Theater Stages Two Plays At Once ? One For The Hearing And One For The Deaf


*** This story was published Oct. 12, 2008 in the Bristol Herald Courier. ***

JONESBOROUGH, Tenn. ? You cannot clap and get your point across. The deaf, after all, cannot hear you banging your hands together. So instead, you must flail your hands above your head ? and wiggle them wildly. And then come the smiles, along with the clapping, at the conclusion of the Jonesborough Repertory Theatre's production of The Firebird. [Performances were held Oct. 9-12.]

This is kind of like a split screen ? or a split stage, you should say ? with two plays going on at once: one for the hearing and one for the deaf. And yet, it's really only one. It feels like only one in that the actors all mesh together ? the ones who can hear and the three who have no hearing. Like duplicates, these performers gracefully glide across the small stage in a practice called "Shadow Acting" or "Shadow Interpreting."

"Each role on stage has an acting interpreter and a voicing actor," said Kathleen Buttolph, the artistic director of the Jonesborough Repertory Theatre. "So, there are two people that develop each character."


Dating back centuries, The Firebird is a coming-of-age classic by Evan Guilford-Blake. It's about handing a king a feather and going to the land of Never. Talking to a lobster to find a wedding dress. Listening to your horse and finding your life is a mess.

"There are many versions of The Firebird," show director Janette Gaines said. "This version centers around the importance of communication, friendship and loyalty."

You'll also find a story of reaching out. The split-stage nature of this show becomes part of the concept. Or as the director, Gaines, put it, "Loyalty and honest overcome communication barriers."
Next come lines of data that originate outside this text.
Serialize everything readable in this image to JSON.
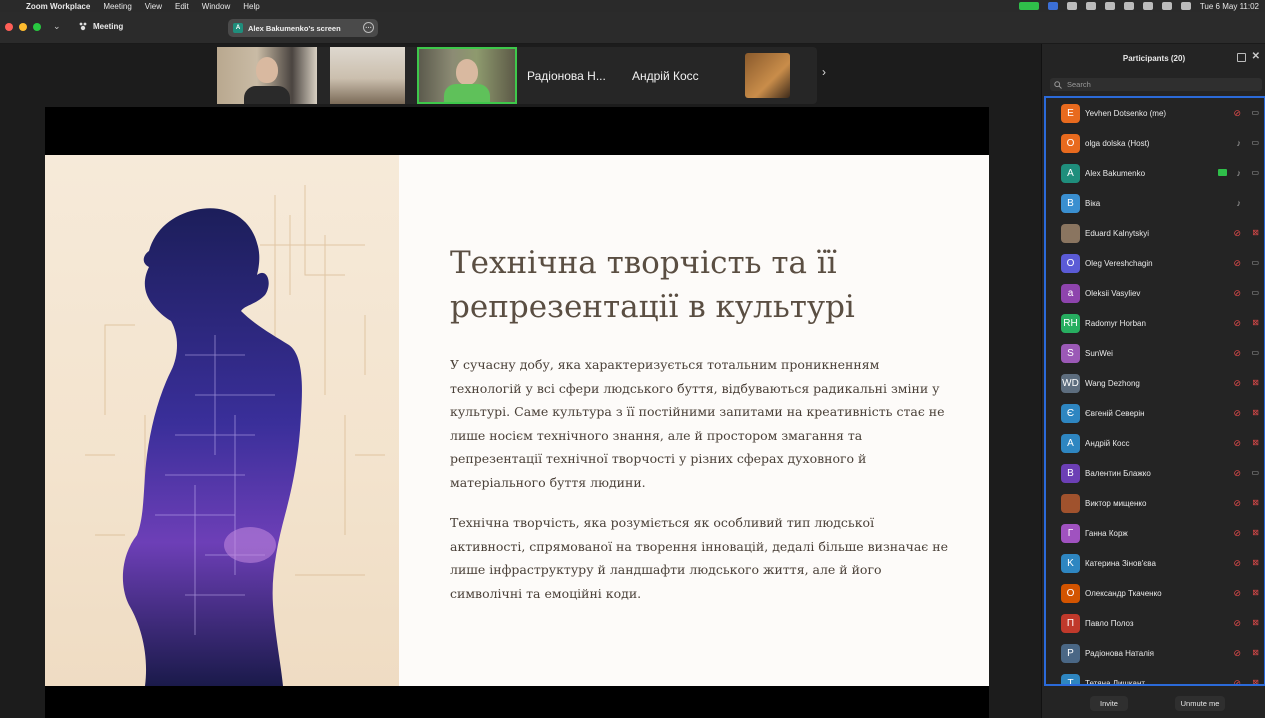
{
  "menubar": {
    "app": "Zoom Workplace",
    "items": [
      "Meeting",
      "View",
      "Edit",
      "Window",
      "Help"
    ],
    "clock": "Tue 6 May  11:02"
  },
  "window": {
    "meeting_label": "Meeting",
    "share_label": "Alex Bakumenko's screen",
    "share_initial": "A"
  },
  "gallery": {
    "tiles": [
      "Радіонова Н...",
      "Андрій Косс"
    ],
    "active_speaker_color": "#3ec84b"
  },
  "slide": {
    "title_line1": "Технічна творчість та її",
    "title_line2": "репрезентації в культурі",
    "paragraph1": "У сучасну добу, яка характеризується тотальним проникненням технологій у всі сфери людського буття, відбуваються радикальні зміни у культурі. Саме культура з її постійними запитами на креативність стає не лише носієм технічного знання, але й простором змагання та репрезентації технічної творчості у різних сферах духовного й матеріального буття людини.",
    "paragraph2": "Технічна творчість, яка розуміється як особливий тип людської активності, спрямованої на творення інновацій, дедалі більше визначає не лише інфраструктуру й ландшафти людського життя, але й його символічні та емоційні коди."
  },
  "participants": {
    "title": "Participants (20)",
    "search_placeholder": "Search",
    "list": [
      {
        "initial": "E",
        "name": "Yevhen Dotsenko (me)",
        "color": "#e86a1e",
        "mic": "muted",
        "cam": "on"
      },
      {
        "initial": "O",
        "name": "olga dolska (Host)",
        "color": "#e86a1e",
        "mic": "on",
        "cam": "on"
      },
      {
        "initial": "A",
        "name": "Alex Bakumenko",
        "color": "#1f8e7c",
        "mic": "on",
        "cam": "on",
        "sharing": true
      },
      {
        "initial": "B",
        "name": "Віка",
        "color": "#3a8fd0",
        "mic": "on",
        "cam": "none"
      },
      {
        "initial": "",
        "name": "Eduard Kalnytskyi",
        "color": "#8a7560",
        "mic": "muted",
        "cam": "off"
      },
      {
        "initial": "O",
        "name": "Oleg Vereshchagin",
        "color": "#5b5bd6",
        "mic": "muted",
        "cam": "on"
      },
      {
        "initial": "a",
        "name": "Oleksii Vasyliev",
        "color": "#8e44ad",
        "mic": "muted",
        "cam": "on"
      },
      {
        "initial": "RH",
        "name": "Radomyr Horban",
        "color": "#27ae60",
        "mic": "muted",
        "cam": "off"
      },
      {
        "initial": "S",
        "name": "SunWei",
        "color": "#9b59b6",
        "mic": "muted",
        "cam": "on"
      },
      {
        "initial": "WD",
        "name": "Wang Dezhong",
        "color": "#5d6d7e",
        "mic": "muted",
        "cam": "off"
      },
      {
        "initial": "Є",
        "name": "Євгеній Северін",
        "color": "#2e86c1",
        "mic": "muted",
        "cam": "off"
      },
      {
        "initial": "A",
        "name": "Андрій Косс",
        "color": "#2e86c1",
        "mic": "muted",
        "cam": "off"
      },
      {
        "initial": "B",
        "name": "Валентин Блажко",
        "color": "#6c3fb5",
        "mic": "muted",
        "cam": "on"
      },
      {
        "initial": "",
        "name": "Виктор мищенко",
        "color": "#a0522d",
        "mic": "muted",
        "cam": "off"
      },
      {
        "initial": "Г",
        "name": "Ганна Корж",
        "color": "#a052c0",
        "mic": "muted",
        "cam": "off"
      },
      {
        "initial": "K",
        "name": "Катерина Зінов'єва",
        "color": "#2e86c1",
        "mic": "muted",
        "cam": "off"
      },
      {
        "initial": "O",
        "name": "Олександр Ткаченко",
        "color": "#d35400",
        "mic": "muted",
        "cam": "off"
      },
      {
        "initial": "П",
        "name": "Павло Полоз",
        "color": "#c0392b",
        "mic": "muted",
        "cam": "off"
      },
      {
        "initial": "P",
        "name": "Радіонова Наталія",
        "color": "#4a6785",
        "mic": "muted",
        "cam": "off"
      },
      {
        "initial": "T",
        "name": "Тетяна Лишкант",
        "color": "#2e86c1",
        "mic": "muted",
        "cam": "off"
      }
    ],
    "invite_label": "Invite",
    "unmute_label": "Unmute me"
  }
}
Ten-year-old Colin Jeffress plays a pint-sized king ? and simply steals the show. At times, it's hard for this boy to deliver his laughable lines ? without laughing ? as he orders the Duke to have a princess brought to him.
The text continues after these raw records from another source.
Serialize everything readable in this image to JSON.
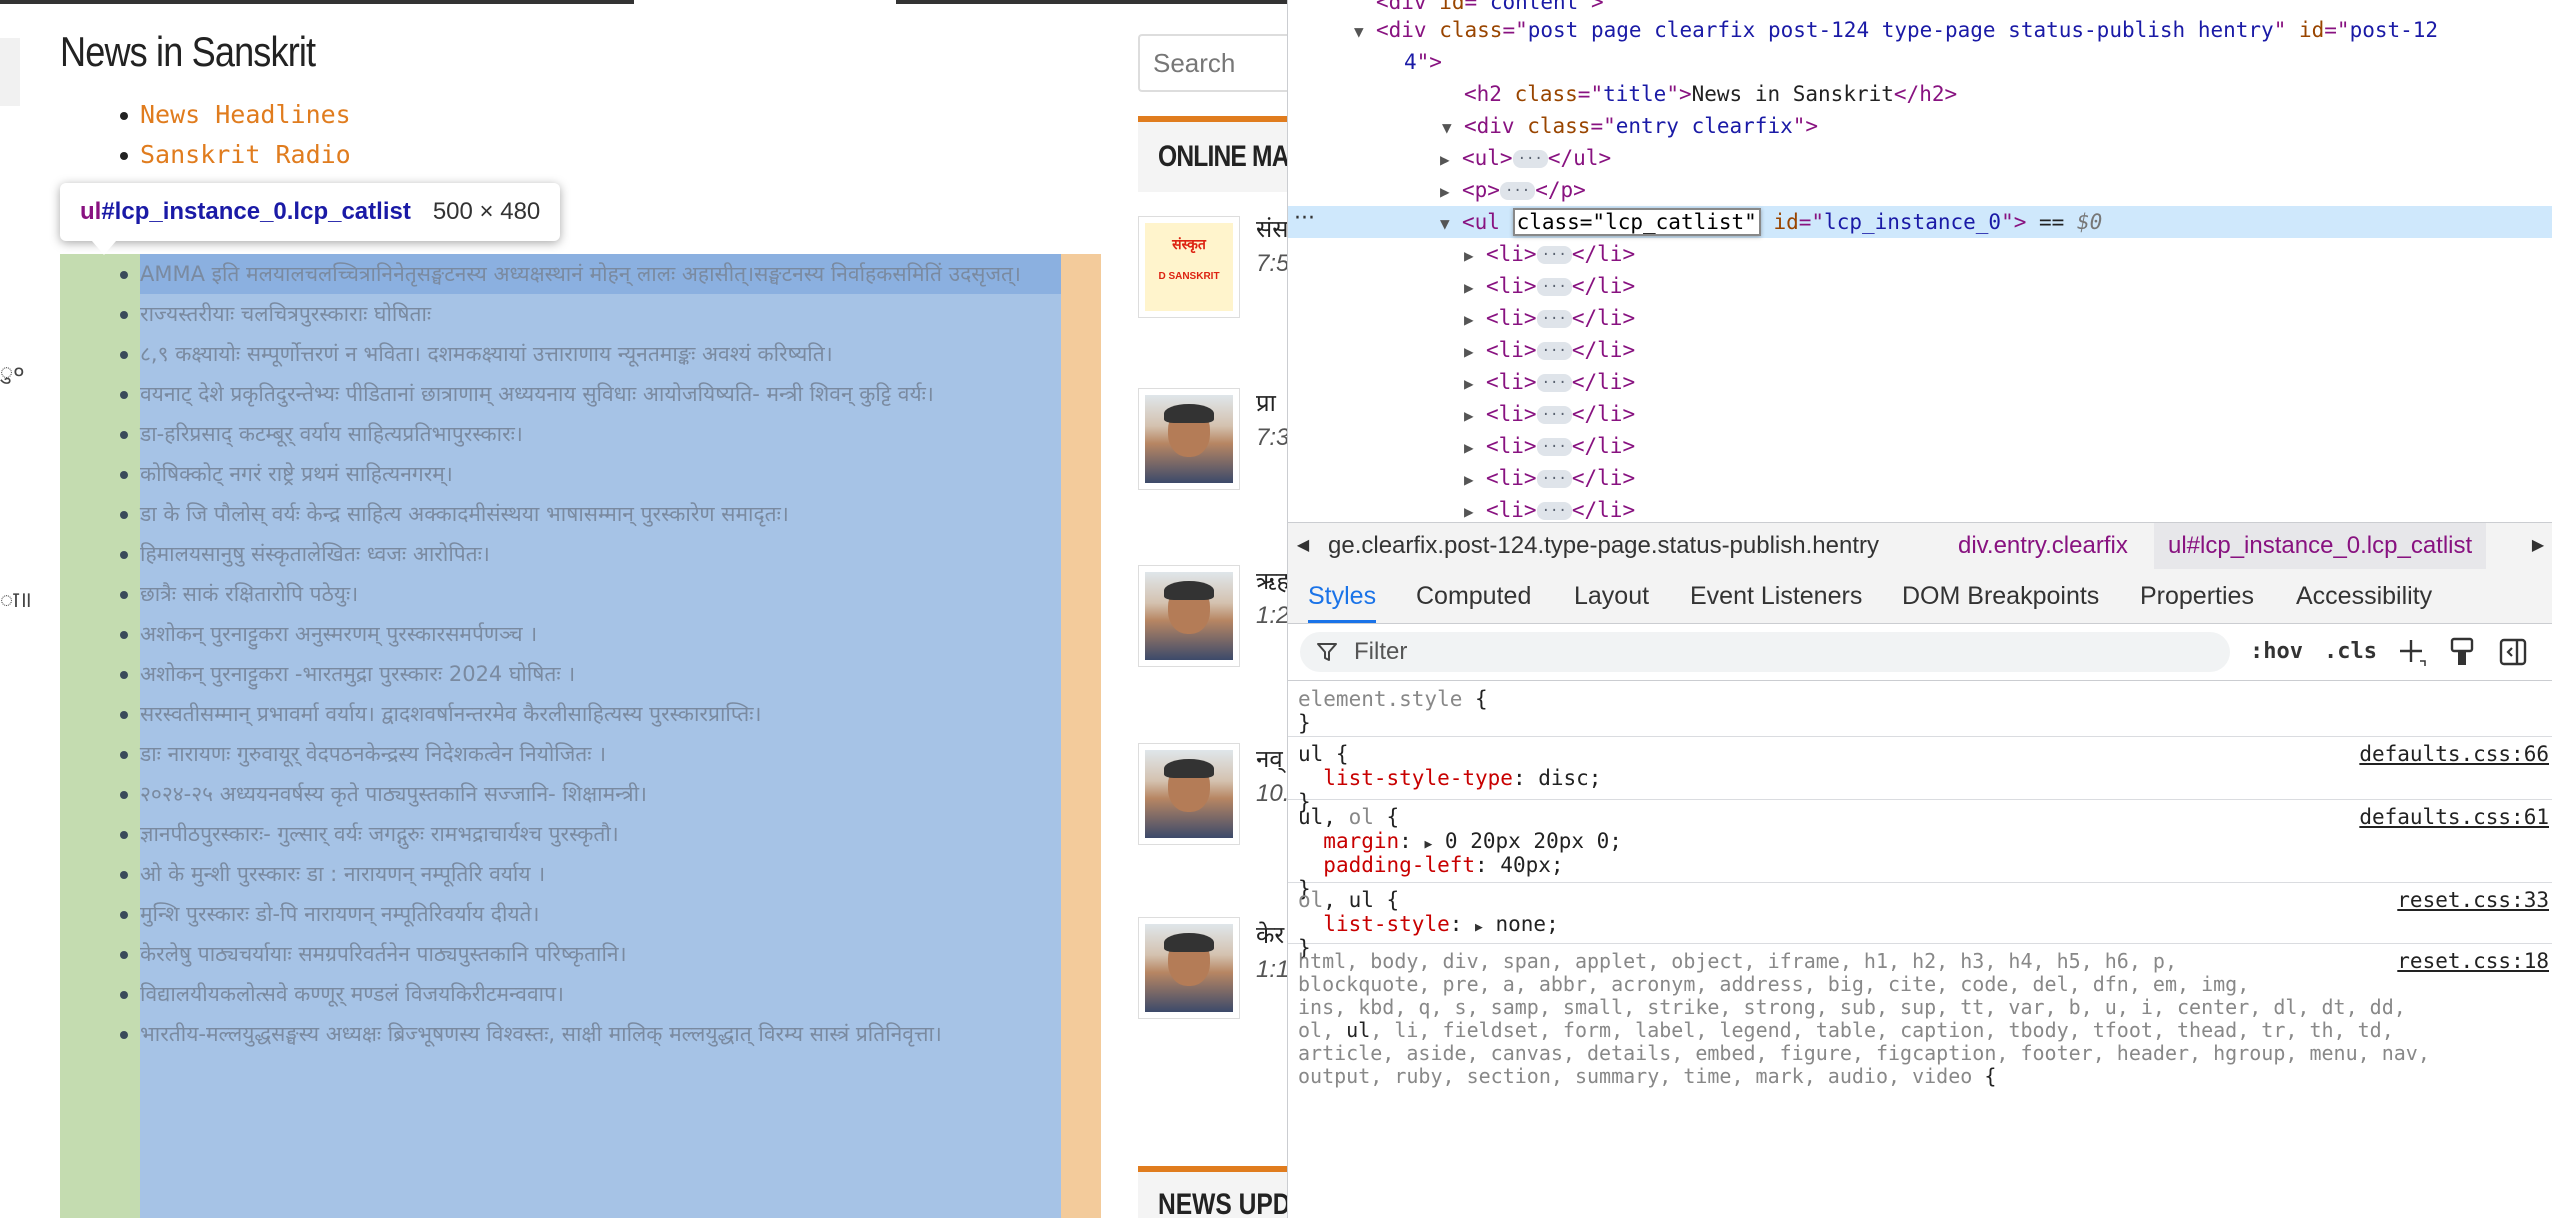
{
  "page": {
    "title": "News in Sanskrit",
    "top_links": [
      "News Headlines",
      "Sanskrit Radio"
    ],
    "edge_glyphs": [
      "ु०",
      "ा॥"
    ],
    "tooltip": {
      "tag": "ul",
      "selector": "#lcp_instance_0.lcp_catlist",
      "size": "500 × 480"
    },
    "cat_list": [
      "AMMA इति मलयालचलच्चित्रानिनेतृसङ्घटनस्य अध्यक्षस्थानं मोहन् लालः अहासीत्।सङ्घटनस्य निर्वाहकसमितिं उदसृजत्।",
      "राज्यस्तरीयाः चलचित्रपुरस्काराः घोषिताः",
      "८,९ कक्ष्यायोः सम्पूर्णोत्तरणं न भविता। दशमकक्ष्यायां उत्ताराणाय न्यूनतमाङ्कः अवश्यं करिष्यति।",
      "वयनाट् देशे प्रकृतिदुरन्तेभ्यः पीडितानां छात्राणाम् अध्ययनाय सुविधाः आयोजयिष्यति- मन्त्री शिवन् कुट्टि वर्यः।",
      "डा-हरिप्रसाद् कटम्बूर् वर्याय साहित्यप्रतिभापुरस्कारः।",
      "कोषिक्कोट् नगरं राष्ट्रे प्रथमं साहित्यनगरम्।",
      "डा के जि पौलोस् वर्यः केन्द्र साहित्य अक्कादमीसंस्थया भाषासम्मान् पुरस्कारेण समादृतः।",
      "हिमालयसानुषु संस्कृतालेखितः ध्वजः आरोपितः।",
      "छात्रैः साकं रक्षितारोपि पठेयुः।",
      "अशोकन् पुरनाट्टुकरा अनुस्मरणम् पुरस्कारसमर्पणञ्च ।",
      "अशोकन् पुरनाट्टुकरा -भारतमुद्रा पुरस्कारः 2024 घोषितः ।",
      "सरस्वतीसम्मान् प्रभावर्मा वर्याय। द्वादशवर्षानन्तरमेव कैरलीसाहित्यस्य पुरस्कारप्राप्तिः।",
      "डाः नारायणः गुरुवायूर् वेदपठनकेन्द्रस्य निदेशकत्वेन नियोजितः ।",
      "२०२४-२५ अध्ययनवर्षस्य कृते पाठ्यपुस्तकानि सज्जानि- शिक्षामन्त्री।",
      "ज्ञानपीठपुरस्कारः- गुल्सार् वर्यः जगद्गुरुः रामभद्राचार्यश्च पुरस्कृतौ।",
      "ओ के मुन्शी पुरस्कारः डा : नारायणन् नम्पूतिरि वर्याय ।",
      "मुन्शि पुरस्कारः डो-पि नारायणन् नम्पूतिरिवर्याय दीयते।",
      "केरलेषु पाठ्यचर्यायाः समग्रपरिवर्तनेन पाठ्यपुस्तकानि परिष्कृतानि।",
      "विद्यालयीयकलोत्सवे कण्णूर् मण्डलं विजयकिरीटमन्ववाप।",
      "भारतीय-मल्लयुद्धसङ्घस्य अध्यक्षः ब्रिज्भूषणस्य विश्वस्तः, साक्षी मालिक् मल्लयुद्धात् विरम्य सास्त्रं प्रतिनिवृत्ता।"
    ],
    "sidebar": {
      "search_placeholder": "Search",
      "online_heading": "ONLINE MA",
      "online_items": [
        {
          "title": "संस",
          "time": "7:5",
          "logo_top": "संस्कृत",
          "logo_bottom": "D SANSKRIT"
        },
        {
          "title": "प्रा",
          "time": "7:3"
        },
        {
          "title": "ऋह",
          "time": "1:2"
        },
        {
          "title": "नव्",
          "time": "10."
        },
        {
          "title": "केर",
          "time": "1:1"
        }
      ],
      "news_heading": "NEWS UPD"
    }
  },
  "devtools": {
    "dom": [
      {
        "indent": 0,
        "tri": "",
        "parts": [
          [
            "tg",
            "<div "
          ],
          [
            "an",
            "id"
          ],
          [
            "tg",
            "=\""
          ],
          [
            "av",
            "content"
          ],
          [
            "tg",
            "\">"
          ]
        ]
      },
      {
        "indent": 0,
        "tri": "▼",
        "parts": [
          [
            "tg",
            "<div "
          ],
          [
            "an",
            "class"
          ],
          [
            "tg",
            "=\""
          ],
          [
            "av",
            "post page clearfix post-124 type-page status-publish hentry"
          ],
          [
            "tg",
            "\" "
          ],
          [
            "an",
            "id"
          ],
          [
            "tg",
            "=\""
          ],
          [
            "av",
            "post-12"
          ]
        ]
      },
      {
        "indent": 1,
        "tri": "",
        "parts": [
          [
            "av",
            "4"
          ],
          [
            "tg",
            "\">"
          ]
        ]
      },
      {
        "indent": 2,
        "tri": "",
        "parts": [
          [
            "tg",
            "<h2 "
          ],
          [
            "an",
            "class"
          ],
          [
            "tg",
            "=\""
          ],
          [
            "av",
            "title"
          ],
          [
            "tg",
            "\">"
          ],
          [
            "tx",
            "News in Sanskrit"
          ],
          [
            "tg",
            "</h2>"
          ]
        ]
      },
      {
        "indent": 2,
        "tri": "▼",
        "parts": [
          [
            "tg",
            "<div "
          ],
          [
            "an",
            "class"
          ],
          [
            "tg",
            "=\""
          ],
          [
            "av",
            "entry clearfix"
          ],
          [
            "tg",
            "\">"
          ]
        ]
      },
      {
        "indent": 3,
        "tri": "▶",
        "parts": [
          [
            "tg",
            "<ul>"
          ],
          [
            "dots",
            "···"
          ],
          [
            "tg",
            "</ul>"
          ]
        ]
      },
      {
        "indent": 3,
        "tri": "▶",
        "parts": [
          [
            "tg",
            "<p>"
          ],
          [
            "dots",
            "···"
          ],
          [
            "tg",
            "</p>"
          ]
        ]
      },
      {
        "indent": 3,
        "tri": "▼",
        "sel": true,
        "parts": [
          [
            "tg",
            "<ul "
          ],
          [
            "edit",
            "class=\"lcp_catlist\""
          ],
          [
            "tg",
            " "
          ],
          [
            "an",
            "id"
          ],
          [
            "tg",
            "=\""
          ],
          [
            "av",
            "lcp_instance_0"
          ],
          [
            "tg",
            "\">"
          ],
          [
            "tx",
            " == "
          ],
          [
            "eq0",
            "$0"
          ]
        ]
      },
      {
        "indent": 4,
        "tri": "▶",
        "parts": [
          [
            "tg",
            "<li>"
          ],
          [
            "dots",
            "···"
          ],
          [
            "tg",
            "</li>"
          ]
        ]
      },
      {
        "indent": 4,
        "tri": "▶",
        "parts": [
          [
            "tg",
            "<li>"
          ],
          [
            "dots",
            "···"
          ],
          [
            "tg",
            "</li>"
          ]
        ]
      },
      {
        "indent": 4,
        "tri": "▶",
        "parts": [
          [
            "tg",
            "<li>"
          ],
          [
            "dots",
            "···"
          ],
          [
            "tg",
            "</li>"
          ]
        ]
      },
      {
        "indent": 4,
        "tri": "▶",
        "parts": [
          [
            "tg",
            "<li>"
          ],
          [
            "dots",
            "···"
          ],
          [
            "tg",
            "</li>"
          ]
        ]
      },
      {
        "indent": 4,
        "tri": "▶",
        "parts": [
          [
            "tg",
            "<li>"
          ],
          [
            "dots",
            "···"
          ],
          [
            "tg",
            "</li>"
          ]
        ]
      },
      {
        "indent": 4,
        "tri": "▶",
        "parts": [
          [
            "tg",
            "<li>"
          ],
          [
            "dots",
            "···"
          ],
          [
            "tg",
            "</li>"
          ]
        ]
      },
      {
        "indent": 4,
        "tri": "▶",
        "parts": [
          [
            "tg",
            "<li>"
          ],
          [
            "dots",
            "···"
          ],
          [
            "tg",
            "</li>"
          ]
        ]
      },
      {
        "indent": 4,
        "tri": "▶",
        "parts": [
          [
            "tg",
            "<li>"
          ],
          [
            "dots",
            "···"
          ],
          [
            "tg",
            "</li>"
          ]
        ]
      },
      {
        "indent": 4,
        "tri": "▶",
        "parts": [
          [
            "tg",
            "<li>"
          ],
          [
            "dots",
            "···"
          ],
          [
            "tg",
            "</li>"
          ]
        ]
      }
    ],
    "breadcrumbs": [
      "ge.clearfix.post-124.type-page.status-publish.hentry",
      "div.entry.clearfix",
      "ul#lcp_instance_0.lcp_catlist"
    ],
    "tabs": [
      "Styles",
      "Computed",
      "Layout",
      "Event Listeners",
      "DOM Breakpoints",
      "Properties",
      "Accessibility"
    ],
    "filter_placeholder": "Filter",
    "hov": ":hov",
    "cls": ".cls",
    "rules": [
      {
        "lines": [
          [
            [
              "sel",
              "element.style"
            ],
            [
              "pv",
              " {"
            ]
          ],
          [
            [
              "pv",
              "}"
            ]
          ]
        ],
        "src": ""
      },
      {
        "lines": [
          [
            [
              "pv",
              "ul {"
            ]
          ],
          [
            [
              "ind",
              "  "
            ],
            [
              "prop",
              "list-style-type"
            ],
            [
              "pv",
              ": disc;"
            ]
          ],
          [
            [
              "pv",
              "}"
            ]
          ]
        ],
        "src": "defaults.css:66"
      },
      {
        "lines": [
          [
            [
              "pv",
              "ul, "
            ],
            [
              "sel",
              "ol"
            ],
            [
              "pv",
              " {"
            ]
          ],
          [
            [
              "ind",
              "  "
            ],
            [
              "prop",
              "margin"
            ],
            [
              "pv",
              ": "
            ],
            [
              "tri",
              "▶"
            ],
            [
              "pv",
              " 0 20px 20px 0;"
            ]
          ],
          [
            [
              "ind",
              "  "
            ],
            [
              "prop",
              "padding-left"
            ],
            [
              "pv",
              ": 40px;"
            ]
          ],
          [
            [
              "pv",
              "}"
            ]
          ]
        ],
        "src": "defaults.css:61"
      },
      {
        "lines": [
          [
            [
              "sel",
              "ol"
            ],
            [
              "pv",
              ", ul {"
            ]
          ],
          [
            [
              "ind",
              "  "
            ],
            [
              "prop",
              "list-style"
            ],
            [
              "pv",
              ": "
            ],
            [
              "tri",
              "▶"
            ],
            [
              "pv",
              " none;"
            ]
          ],
          [
            [
              "pv",
              "}"
            ]
          ]
        ],
        "src": "reset.css:33"
      },
      {
        "lines": [
          [
            [
              "sel",
              "html, body, div, span, applet, object, iframe, h1, h2, h3, h4, h5, h6, p,"
            ]
          ],
          [
            [
              "sel",
              "blockquote, pre, a, abbr, acronym, address, big, cite, code, del, dfn, em, img,"
            ]
          ],
          [
            [
              "sel",
              "ins, kbd, q, s, samp, small, strike, strong, sub, sup, tt, var, b, u, i, center, dl, dt, dd,"
            ]
          ],
          [
            [
              "sel",
              "ol, "
            ],
            [
              "pv",
              "ul"
            ],
            [
              "sel",
              ", li, fieldset, form, label, legend, table, caption, tbody, tfoot, thead, tr, th, td,"
            ]
          ],
          [
            [
              "sel",
              "article, aside, canvas, details, embed, figure, figcaption, footer, header, hgroup, menu, nav,"
            ]
          ],
          [
            [
              "sel",
              "output, ruby, section, summary, time, mark, audio, video"
            ],
            [
              "pv",
              " {"
            ]
          ]
        ],
        "src": "reset.css:18"
      }
    ]
  }
}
Fifteen-year-old Pollie Griffin plays the Duke who can talk, while 22-year-old Ashley Reuss portrays the Duke who uses sign language. "And it's actually a lot of fun," Griffin said, "because we get to work off of each other."
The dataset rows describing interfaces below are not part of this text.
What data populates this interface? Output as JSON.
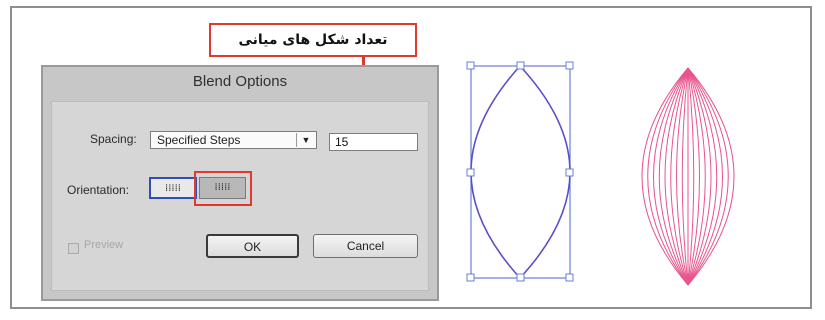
{
  "callout": {
    "text": "تعداد شکل های میانی"
  },
  "dialog": {
    "title": "Blend Options",
    "spacing_label": "Spacing:",
    "spacing_value": "Specified Steps",
    "spacing_arrow": "▼",
    "steps_value": "15",
    "orientation_label": "Orientation:",
    "orient_align_page": "⁞⁞⁞⁞⁞",
    "orient_align_path": "⁞⁞⁞⁞⁞",
    "preview_label": "Preview",
    "ok_label": "OK",
    "cancel_label": "Cancel"
  },
  "colors": {
    "highlight": "#e03a2e",
    "shape_outline": "#5b4fc9",
    "blend_lines": "#e8548e"
  },
  "icons": {
    "orient_page": "align-to-page-icon",
    "orient_path": "align-to-path-icon"
  }
}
Besides putting up with their wisecracking horses, these Dukes encounter a lobster, who of all things, holds the key to the princess's wedding dress.

In this production, the role of the talking crustacean goes to Sharon Squibb, an art teacher at the University School of East Tennessee State University in Johnson City. Squibb's interpretation of this dancing lobster crawls with enough over-the-top qualities that Squibb could be at home on the screen of Spongebob SquarePants.

And just who is the princess? Well, that role, like all others, goes to two. M.J. Light, a sign language interpreter from Bluff City, plays the "Signing Princess." "I've always interpreted roles trying to be in the background," Light said. "But it's hard actually acting at the same time."


Kathleen King, a 14-year-old student at Johnson City's Science Hill High School, plays the princess who talks.

Why did King volunteer for this play? "I was really fascinated by the deaf actors," King said. "I had never seen deaf actors before."

Reuss, a 24-year-old from Johnson City, is among the play's actors who cannot hear. She lost her hearing from a serious ear infection at age 2. "I just came originally just to help out with the play, but it really looked like fun," Reuss said through an interpreter. "And they asked me if I wanted to be involved as a signing actor. And I jumped at the chance."


For Gaines, the director, this show becomes personal. Her 17-year-old twin daughters are hearing impaired; both wear hearing aids. "But their main means of communication is spoken English," Gaines said.

In many ways, Gaines finds that this production ? offering the deaf a performance with sign language ? is a healing thing.
"As a parent of hard-of-hearing daughters, I have witnessed the ping-pong effect of watching a play interpreted in the standard 'on the floor' method," Gaines said. "For my daughters and for all other deaf theater lovers, I would like to offer a play they can enjoy to its fullest along with the hearing actors."


Deaf Actor Hopes More People Learn To Use Sign Language